Many Dartmouth courses post homework, reading, general coursework and other material online. However, Dartmouth, which is ranked by U.S. News and World Report as first in the country for undergraduate teaching, should not be drawn into the trap of thinking that anything but a professor can be a professor. While online class sites do have the virtue of convenience, the myriad of drawbacks to online work outweighs this virtue.
Many Dartmouth students who have taken a math course may be familiar with the program Webwork, an online homework submission site. But who really benefits from a program like Webwork? The students or faculty? In middle school and early high school, before homework started to shift to an online format, I turned in a physical copy of written work, had my teacher look over my answers and was given personal, written feedback. That written feedback, along with dialogue between student and teacher, is something a computerized program will never be able to replace.
Proponents of online programs such as Webwork often laud that the feedback is instant. Perhaps it is here that the divergence of opinions is most acute. If by feedback you mean "Your answer is incorrect" or some nebulous notational jargon such as "X is not accepted in this context," then yes, online programs give us "instant feedback." But to the frustrated student, sitting at a computer at 11 P.M., who has tried a problem seven or eight times, having a computer say "your answer is incorrect" is neither instructive nor helpful feedback.
Perhaps the greatest transgressor in this online homework sham comes not in the form of math Webwork, but online language programs such as McGraw-Hill's Connect, another web-based assignment platform. Often I have found that the majority of time spent using Connect is in trying to get the computer to accept answers which are "wrong" in the most minute way. I believe in a high standard and in doing things right, but when you spend 45 minutes trying to answer a question, only to find that a word was not capitalized or a period was missing, I fail to see the educational benefit in such a time-consuming and frustrating experience. Have I learned more about Spanish or have I just squandered all of my study time dealing with computer program minutia? After having the privilege of paying the princely sum of $225 for my soft cover, binding-so-shoddy-it-fell-apart-after-three-weeks-of-use McGraw-Hill textbook, I not only had to deal with the overly-persnickety computer program, but also other endless glitches of the online program.
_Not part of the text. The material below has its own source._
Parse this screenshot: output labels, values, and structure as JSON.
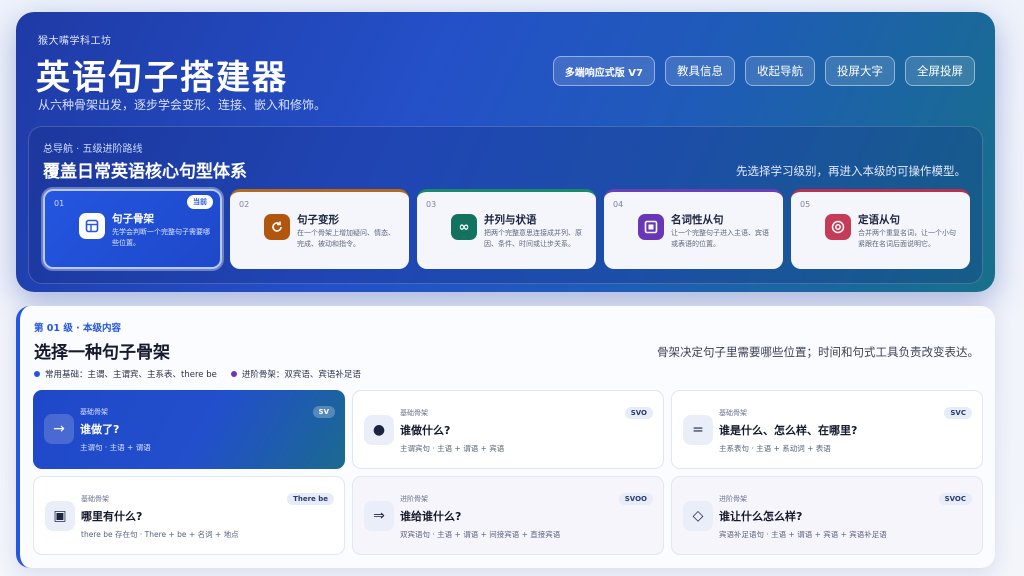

My personal account on Connect has numerous glitches that often prevent me from seeing and answering an entire question. I have never had this kind of experience with paper copies of worksheets. I have contacted McGraw-Hill's customer service several times since November and I am still waiting to hear back. If their timing is just right, perhaps they will get back to me just as I need to buy more books from them in the fall.
I felt somewhat amused when I recently took a survey in my Spanish class that asked my opinion on using solely an online textbook in the future. I could not help but ask myself, if I were to have online textbooks, would the cost of my books be reduced? A perusal of online textbooks and services reveals that this is not the case. I think it is obvious that using an online book liberates the publisher from actually printing and distributing material, a significant benefit in terms of production costs. But are these benefits passed onto students? No, the students pay the same price (or very nearly the same price) simply for the right to download a file. While I respect intellectual copyright laws and believe that students should pay for their downloads, a PDF file and a physical textbook are two very different products, which should have very different prices.
So whether it is for textbooks or assignments, I would challenge students to question the proliferation of online programs. Am I really benefitting from these programs or is my professor benefitting by no longer having to do his or her job of providing me with real, personal and constructive feedback?